Being the parent of children adopted across racial lines tends to put my family in a bit more noticeable light. Since we don’t “blend” people tend to become aware of us when we’re out and about. And that’s fine, my kiddos are rather adorable and I’d probably take a second gander myself. But often the line gets crossed and questions get asked or personal assumptions are spoken. So here is my top ten list of what not to say when you see a family like mine.
1. How much did they cost?
Priceless is my usual answer. But really, adoption is done from love and simple desire to build a family. Although there are fees involved no parent wants to talk about forming their family as business transaction. I always like to think of it as my kids didn’t cost anything, the act of adopting them did.
2. Are they real brother and sister?
There is a difference in definition between “real” and “biological” but with family those definitions blur. In our case they are both quite real even though they do not share the same DNA. So no, they are not biological but trust me, that does not make them any less real brother and sister.
3. How wonderful of you, to take in an orphaned child like that!
Yep, that’s me…savior of all lost babies. No, not really. Some days I feel selfish about taking them away from their birth culture and beautiful countries.

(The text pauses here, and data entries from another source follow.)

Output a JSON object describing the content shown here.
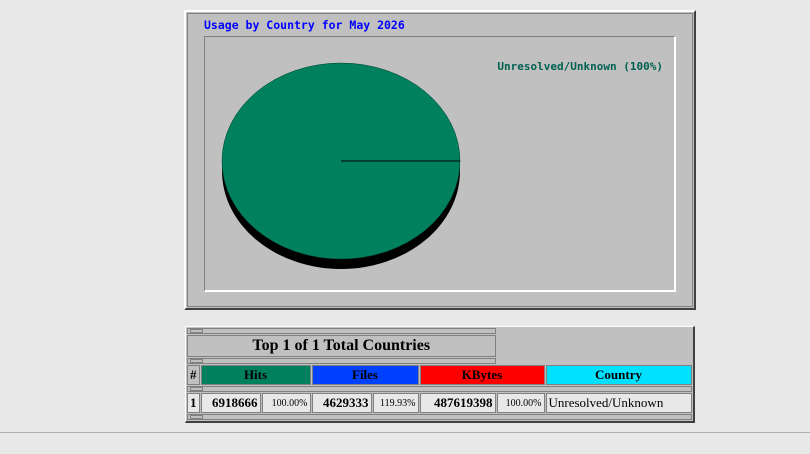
{
  "chart": {
    "title": "Usage by Country for May 2026",
    "colors": {
      "slice": "#00805c",
      "shadow": "#000000",
      "legend_text": "#006050",
      "title_text": "#0000ff"
    }
  },
  "chart_data": {
    "type": "pie",
    "title": "Usage by Country for May 2026",
    "slices": [
      {
        "label": "Unresolved/Unknown (100%)",
        "value": 100
      }
    ]
  },
  "table": {
    "title": "Top 1 of 1 Total Countries",
    "headers": {
      "rank": "#",
      "hits": "Hits",
      "files": "Files",
      "kbytes": "KBytes",
      "country": "Country"
    },
    "header_colors": {
      "hits": "#00805c",
      "files": "#0040ff",
      "kbytes": "#ff0000",
      "country": "#00e0ff"
    },
    "rows": [
      {
        "rank": "1",
        "hits": "6918666",
        "hits_pct": "100.00%",
        "files": "4629333",
        "files_pct": "119.93%",
        "kbytes": "487619398",
        "kbytes_pct": "100.00%",
        "country": "Unresolved/Unknown"
      }
    ]
  }
}
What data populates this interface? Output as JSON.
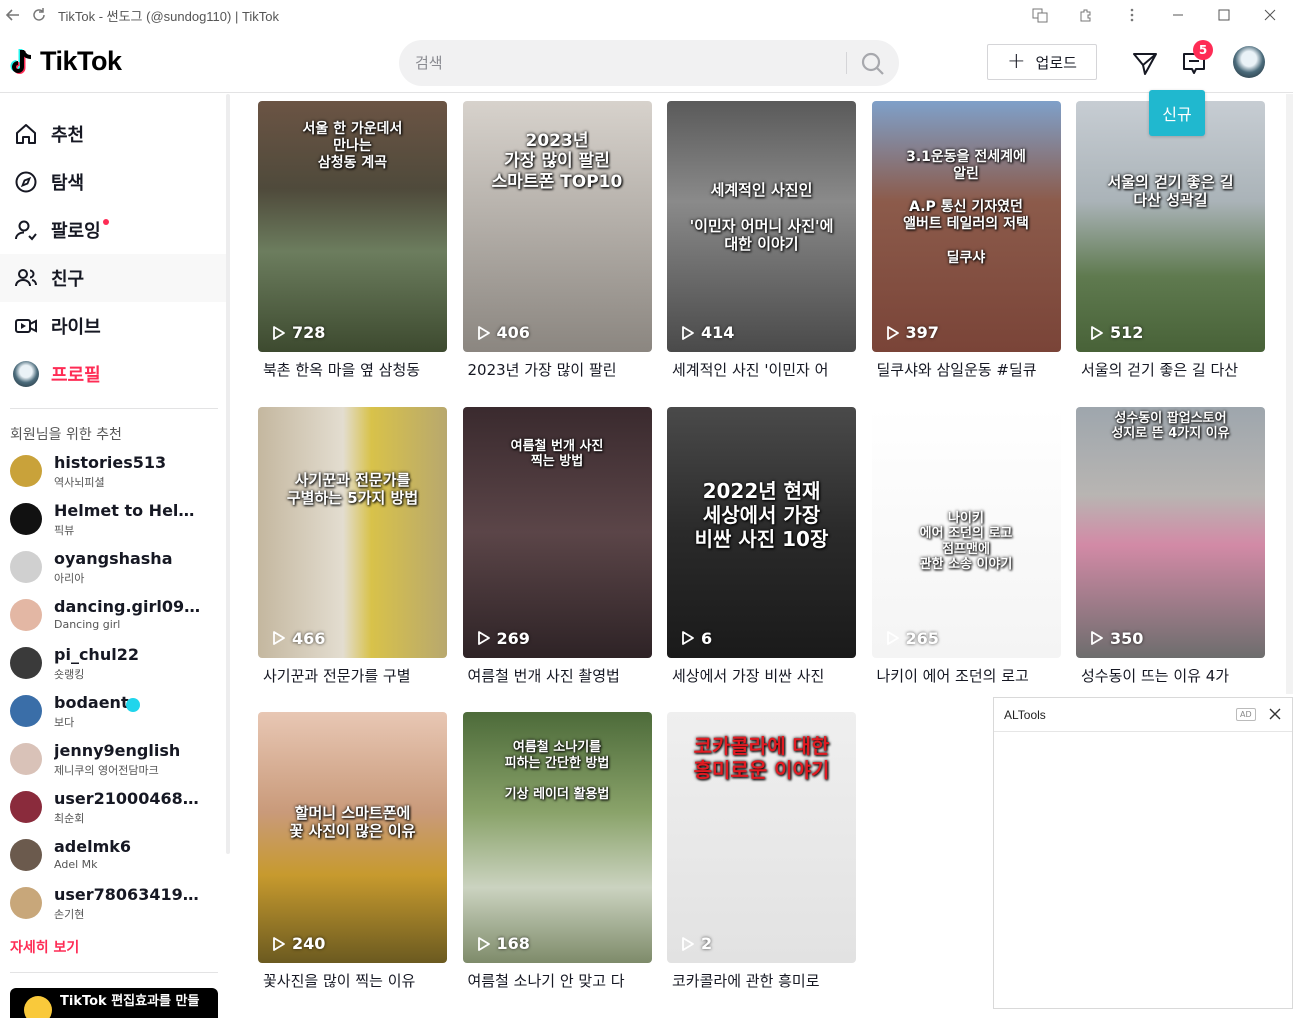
{
  "window": {
    "title": "TikTok - 썬도그 (@sundog110) | TikTok"
  },
  "header": {
    "logo_text": "TikTok",
    "search_placeholder": "검색",
    "upload_label": "업로드",
    "inbox_badge": "5"
  },
  "sidebar": {
    "nav": [
      {
        "label": "추천",
        "icon": "home-icon"
      },
      {
        "label": "탐색",
        "icon": "compass-icon"
      },
      {
        "label": "팔로잉",
        "icon": "following-icon",
        "dot": true
      },
      {
        "label": "친구",
        "icon": "friends-icon"
      },
      {
        "label": "라이브",
        "icon": "live-icon"
      },
      {
        "label": "프로필",
        "icon": "profile-avatar"
      }
    ],
    "suggested_title": "회원님을 위한 추천",
    "accounts": [
      {
        "name": "histories513",
        "sub": "역사뇌피셜",
        "color": "#c9a23a"
      },
      {
        "name": "Helmet to Helme...",
        "sub": "픽뷰",
        "color": "#111111"
      },
      {
        "name": "oyangshasha",
        "sub": "아리아",
        "color": "#d0d0d0"
      },
      {
        "name": "dancing.girl0946",
        "sub": "Dancing girl",
        "color": "#e3b7a4"
      },
      {
        "name": "pi_chul22",
        "sub": "숏랭킹",
        "color": "#3a3a3a"
      },
      {
        "name": "bodaent",
        "sub": "보다",
        "color": "#3a6ea8",
        "verified": true
      },
      {
        "name": "jenny9english",
        "sub": "제니쿠의 영어전담마크",
        "color": "#d9c2b8"
      },
      {
        "name": "user210004681...",
        "sub": "최순회",
        "color": "#8a2b3c"
      },
      {
        "name": "adelmk6",
        "sub": "Adel Mk",
        "color": "#6b5a4d"
      },
      {
        "name": "user7806341939...",
        "sub": "손기현",
        "color": "#c8a77a"
      }
    ],
    "see_more": "자세히 보기",
    "promo_text": "TikTok 편집효과를 만들"
  },
  "new_tag": "신규",
  "videos": [
    {
      "views": "728",
      "caption": "북촌 한옥 마을 옆 삼청동",
      "overlay": "서울 한 가운데서\n만나는\n삼청동 계곡",
      "bg": "linear-gradient(180deg,#6b5444 0%,#4f4a3b 35%,#6c7d5e 60%,#3d4a2f 100%)",
      "fs": 14,
      "oy": 20
    },
    {
      "views": "406",
      "caption": "2023년 가장 많이 팔린",
      "overlay": "2023년\n가장 많이 팔린\n스마트폰 TOP10",
      "bg": "linear-gradient(180deg,#d7d2cc 0%,#b6b1ab 45%,#8b8680 100%)",
      "fs": 17,
      "oy": 30
    },
    {
      "views": "414",
      "caption": "세계적인 사진 '이민자 어",
      "overlay": "세계적인 사진인\n\n'이민자 어머니 사진'에\n대한 이야기",
      "bg": "linear-gradient(180deg,#5a5a5a 0%,#8a8a8a 40%,#4a4a4a 100%)",
      "fs": 15,
      "oy": 80
    },
    {
      "views": "397",
      "caption": "딜쿠샤와 삼일운동 #딜큐",
      "overlay": "3.1운동을 전세계에\n알린\n\nA.P 통신 기자였던\n앨버트 테일러의 저택\n\n딜쿠샤",
      "bg": "linear-gradient(180deg,#7fa0c9 0%,#8c5b4b 40%,#7a4438 100%)",
      "fs": 14,
      "oy": 48
    },
    {
      "views": "512",
      "caption": "서울의 걷기 좋은 길 다산",
      "overlay": "서울의 걷기 좋은 길\n다산 성곽길",
      "bg": "linear-gradient(180deg,#c7cdd3 0%,#aab3b8 40%,#5f7a4f 70%,#486238 100%)",
      "fs": 15,
      "oy": 72
    },
    {
      "views": "466",
      "caption": "사기꾼과 전문가를 구별",
      "overlay": "사기꾼과 전문가를\n구별하는 5가지 방법",
      "bg": "linear-gradient(90deg,#c4b79f 0%,#e3ddd0 45%,#d8c24a 60%,#b8a86e 100%)",
      "fs": 15,
      "oy": 64
    },
    {
      "views": "269",
      "caption": "여름철 번개 사진 촬영법",
      "overlay": "여름철 번개 사진\n찍는 방법",
      "bg": "linear-gradient(180deg,#3a2a2e 0%,#5b4548 50%,#2e2326 100%)",
      "fs": 13,
      "oy": 32
    },
    {
      "views": "6",
      "caption": "세상에서 가장 비싼 사진",
      "overlay": "2022년 현재\n세상에서 가장\n비싼 사진 10장",
      "bg": "linear-gradient(180deg,#4a4a4a 0%,#2a2a2a 50%,#1a1a1a 100%)",
      "fs": 20,
      "oy": 72
    },
    {
      "views": "265",
      "caption": "나키이 에어 조던의 로고",
      "overlay": "나이키\n에어 조던의 로고\n점프맨에\n관한 소송 이야기",
      "bg": "linear-gradient(180deg,#ffffff 0%,#f4f4f4 100%)",
      "fs": 13,
      "oy": 104
    },
    {
      "views": "350",
      "caption": "성수동이 뜨는 이유 4가",
      "overlay": "성수동이 팝업스토어\n성지로 뜬 4가지 이유",
      "bg": "linear-gradient(180deg,#9ea6ad 0%,#b8b5b2 35%,#d28aa6 55%,#6d6d6d 100%)",
      "fs": 13,
      "oy": 4
    },
    {
      "views": "240",
      "caption": "꽃사진을 많이 찍는 이유",
      "overlay": "할머니 스마트폰에\n꽃 사진이 많은 이유",
      "bg": "linear-gradient(180deg,#e8c7b4 0%,#c99a7a 40%,#c79a2e 65%,#6b5a20 100%)",
      "fs": 15,
      "oy": 92
    },
    {
      "views": "168",
      "caption": "여름철 소나기 안 맞고 다",
      "overlay": "여름철 소나기를\n피하는 간단한 방법\n\n기상 레이더 활용법",
      "bg": "linear-gradient(180deg,#4d6b3a 0%,#8aa36a 40%,#cbd3c0 70%,#7e8b6a 100%)",
      "fs": 13,
      "oy": 28
    },
    {
      "views": "2",
      "caption": "코카콜라에 관한 흥미로",
      "overlay": "코카콜라에 대한\n흥미로운 이야기",
      "bg": "linear-gradient(180deg,#efefef 0%,#e2e2e2 100%)",
      "fs": 20,
      "oy": 22
    }
  ],
  "altools": {
    "title": "ALTools",
    "ad_label": "AD"
  }
}
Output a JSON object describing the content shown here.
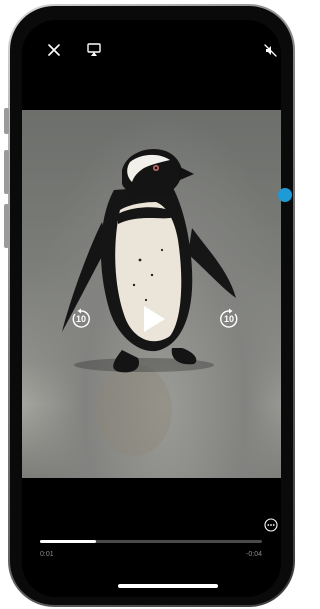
{
  "player": {
    "controls": {
      "close_icon": "close-icon",
      "airplay_icon": "airplay-icon",
      "mute_icon": "speaker-muted-icon",
      "skip_back_seconds": "10",
      "skip_forward_seconds": "10",
      "play_icon": "play-icon",
      "more_icon": "more-options-icon"
    },
    "progress": {
      "elapsed": "0:01",
      "remaining": "-0:04",
      "fraction": 0.25
    }
  },
  "colors": {
    "accent_dot": "#1e9ad6",
    "progress_fill": "#ffffff",
    "progress_track": "#4a4a4a"
  }
}
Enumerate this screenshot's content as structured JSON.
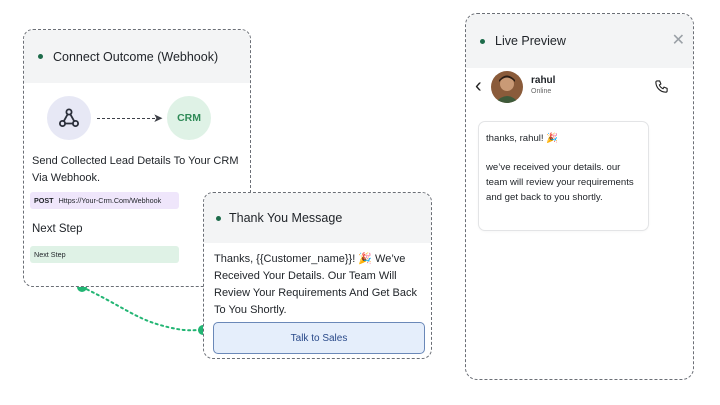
{
  "webhook_card": {
    "title": "Connect Outcome (Webhook)",
    "crm_label": "CRM",
    "description": "Send Collected Lead Details To Your CRM Via Webhook.",
    "post_method": "POST",
    "post_url": "Https://Your-Crm.Com/Webhook",
    "next_step_title": "Next Step",
    "next_step_value": "Next Step",
    "icons": {
      "webhook": "webhook-icon",
      "arrow": "arrow-right-icon"
    }
  },
  "thank_you_card": {
    "title": "Thank You Message",
    "message": "Thanks, {{Customer_name}}! 🎉 We’ve Received Your Details. Our Team Will Review Your Requirements And Get Back To You Shortly.",
    "button_label": "Talk to Sales"
  },
  "live_preview": {
    "title": "Live Preview",
    "contact_name": "rahul",
    "contact_status": "Online",
    "bubble_greeting": "thanks, rahul! 🎉",
    "bubble_body": "we’ve received your details. our team will review your requirements and get back to you shortly.",
    "icons": {
      "close": "close-icon",
      "back": "chevron-left-icon",
      "call": "phone-icon"
    }
  },
  "colors": {
    "accent_green": "#1d6b4a",
    "crm_green": "#2f8a57",
    "connector_green": "#22b573",
    "button_blue": "#e5eefb",
    "post_purple": "#efe6fb"
  }
}
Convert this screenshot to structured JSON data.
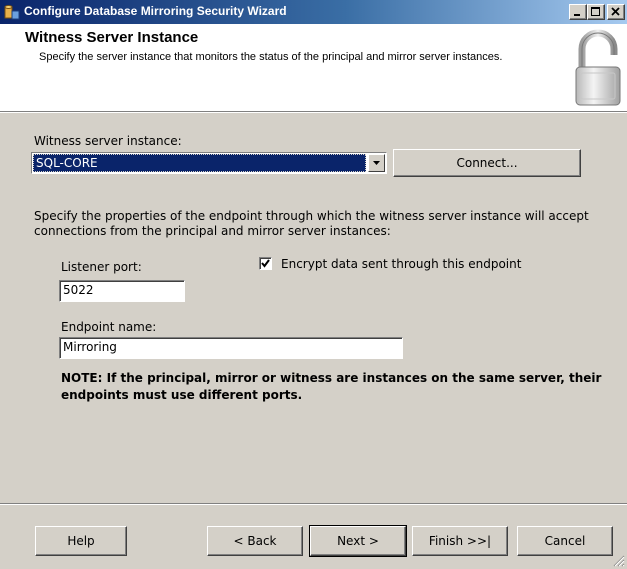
{
  "window": {
    "title": "Configure Database Mirroring Security Wizard",
    "app_icon": "sql-server-wizard-icon",
    "controls": [
      "minimize-icon",
      "maximize-icon",
      "close-icon"
    ]
  },
  "header": {
    "title": "Witness Server Instance",
    "description": "Specify the server instance that monitors the status of the principal and mirror server instances.",
    "image": "padlock-icon"
  },
  "witness": {
    "label": "Witness server instance:",
    "selected_value": "SQL-CORE",
    "connect_label": "Connect..."
  },
  "endpoint": {
    "description": "Specify the properties of the endpoint through which the witness server instance will accept connections from the principal and mirror server instances:",
    "listener_port_label": "Listener port:",
    "listener_port_value": "5022",
    "encrypt_label": "Encrypt data sent through this endpoint",
    "encrypt_checked": true,
    "name_label": "Endpoint name:",
    "name_value": "Mirroring",
    "note": "NOTE: If the principal, mirror or witness are instances on the same server, their endpoints must use different ports."
  },
  "footer": {
    "help_label": "Help",
    "back_label": "< Back",
    "next_label": "Next >",
    "finish_label": "Finish >>|",
    "cancel_label": "Cancel"
  },
  "colors": {
    "title_gradient_start": "#0a246a",
    "title_gradient_end": "#a6caf0",
    "selection": "#0a246a",
    "face": "#d4d0c8"
  }
}
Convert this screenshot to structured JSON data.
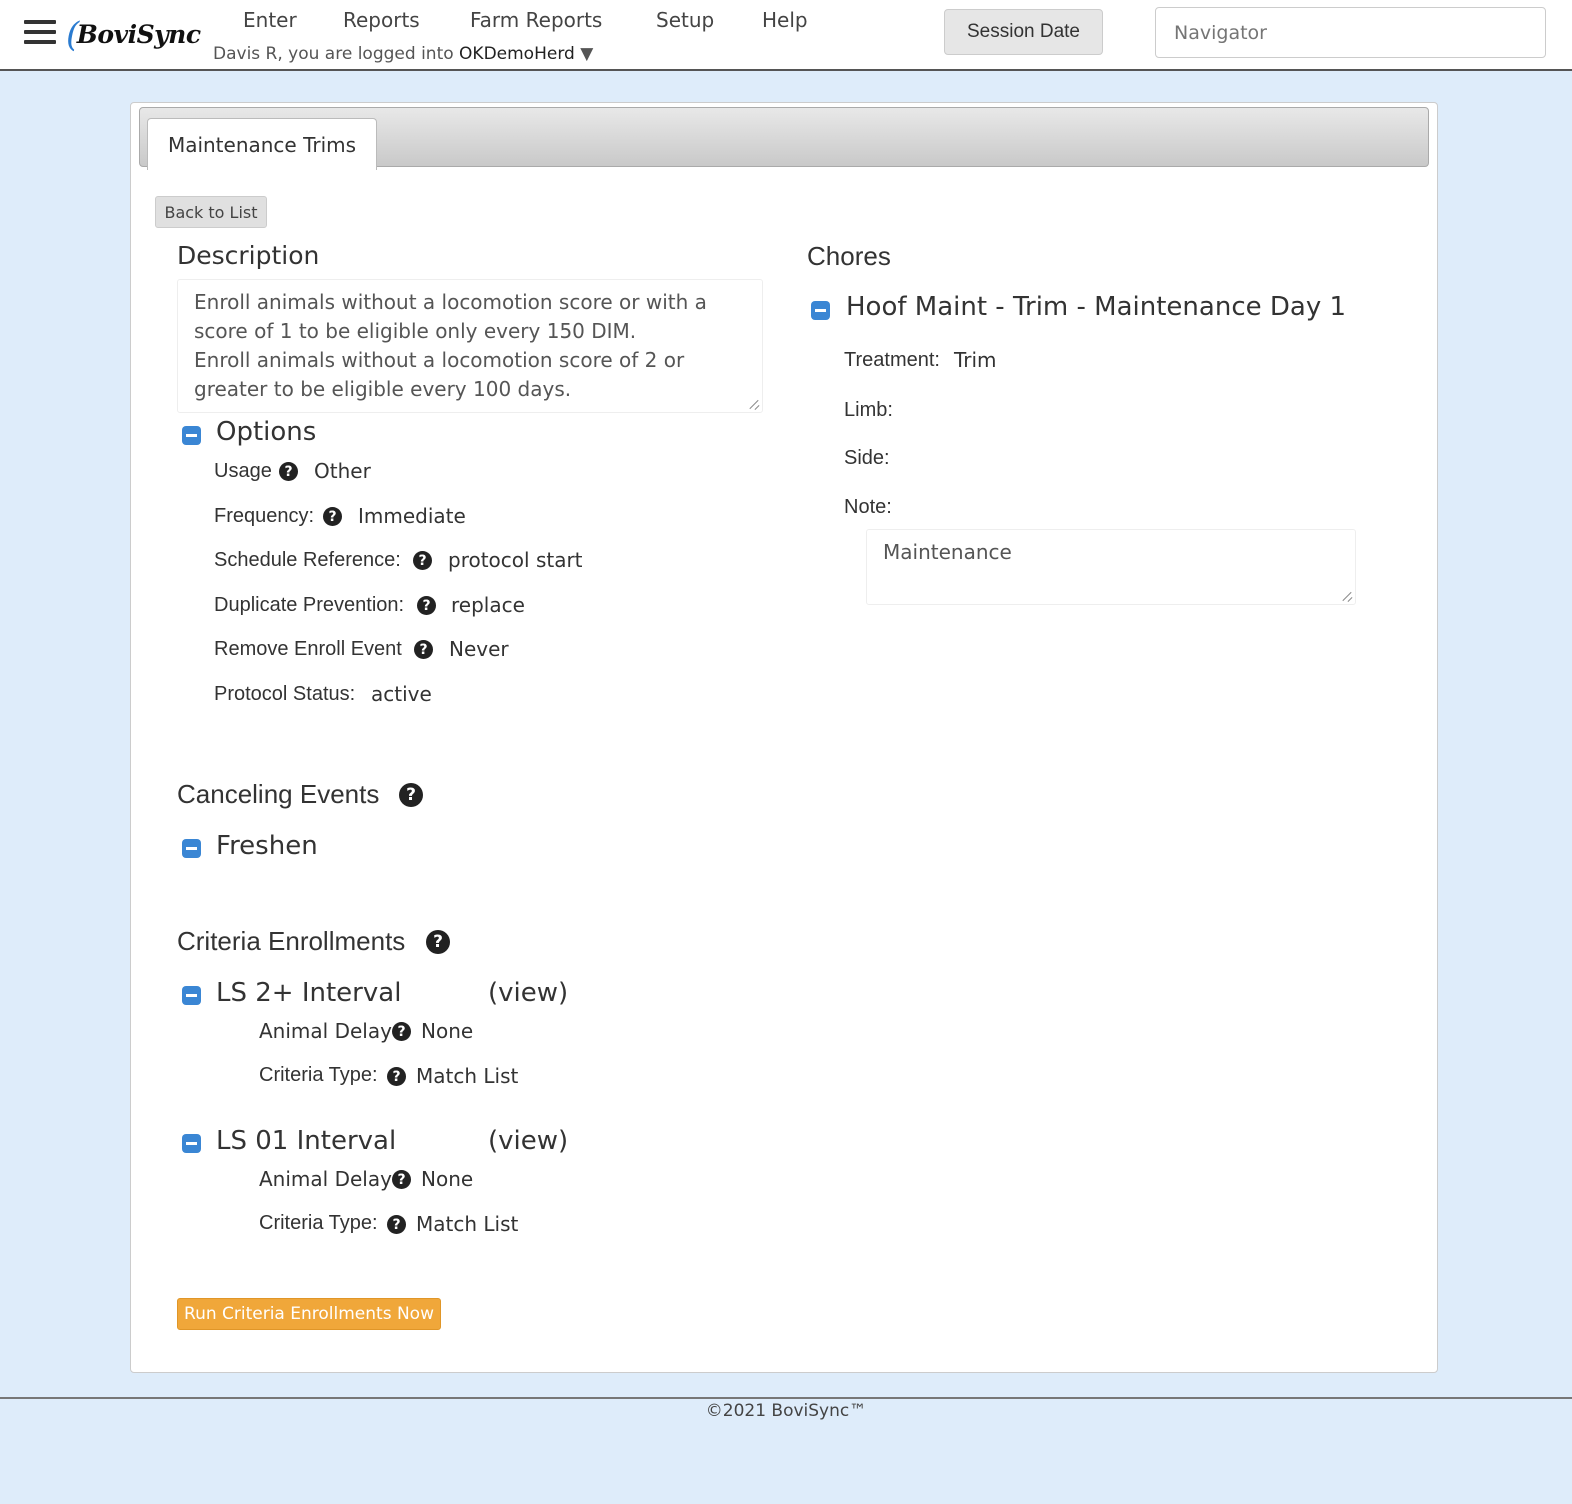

But we wanted children and the
path we took to have our family was through adoption. So my kids didn’t need saving, they simply needed a family.
4. Oh….are they your kids?
I love this one – of course they are mine! Why in the world I would subject myself to taking two wild kids through a crowded grocery store after an already exhausting day to deal with all the
whines, demands and tantrums just so I can get staples to make dinner if they were someone else’s? Do people do that for fun?
5. Where did they come from?
Why should that matter to a complete stranger? They are obviously of Asian descent, so unless you’re from some part of Asia and you want to compare notes about our travels it shouldn’t make a difference to you. It’s seems to compare with me asking where you were when you conceived your kids…..
6. Can’t you have any kids of your own?
Hoo boy-where to start with this one. There really are some questions just too personal to ask folks. I can’t imagine running through my medical history and stages of infertility with a complete stranger, or that one would expect me to! Yet this is one of the top questions I get asked. Seriously.
*And for the record, I do consider them “my own”.
7. Why didn’t you get an American baby?
I’d like to say “Cause these Asian ones are so darned cute”, but that’s not really true. There are so many (personal) reasons we chose to adopt internationally instead of domestic it would take too long to cover in the paint aisle or at a dance recital.
8. I’ve heard about all the problems adopted kids come with…
Please don’t lump my darlings into your idea of adoption based on horrid news stories of RAD or abusive conditions in orphanages. Our boring and rather normal existence isn’t newsworthy so you never hear about that more positive side of it. Yet a majority of adopted families I know are just like us – no problems or issues – just living normal lives just like any biologically formed families.
9. Aren’t you afraid the real parents will try to get them back?
First of all, not a day passes without me feeling that I am the real parent. And secondly, our adoptions were done in an ethical manner with all of the proper steps taken to guarantee the birth parents relinquished all rights legally and fully. But thanks for stirring up that old fear….
10. We would have adopted if we couldn’t have had any of our own.
This is always said with that conspiratorial nod like we’re in this together or something. Please oh please, don’t compare our lives -would have is not equal to doing. I am sure the thought of adoption does cross many peoples’ minds in their lives. But actually going through it to form your family (even with bio kids already or later) is a whole other thing. And the fact that having kids biologically trumped the adoption just points out how different our paths to family are.
I’m blessed to have my wonderful children and I truly love the story of how we became us. If you’re family or a close friend than you most likely know that story well. And I have no problem sharing our adoptions with people who can actually benefit from knowing it. But if you run into me and my family, or one like ours, a pleasant hello is all we ask for and I promise we’ll give your family the same respect.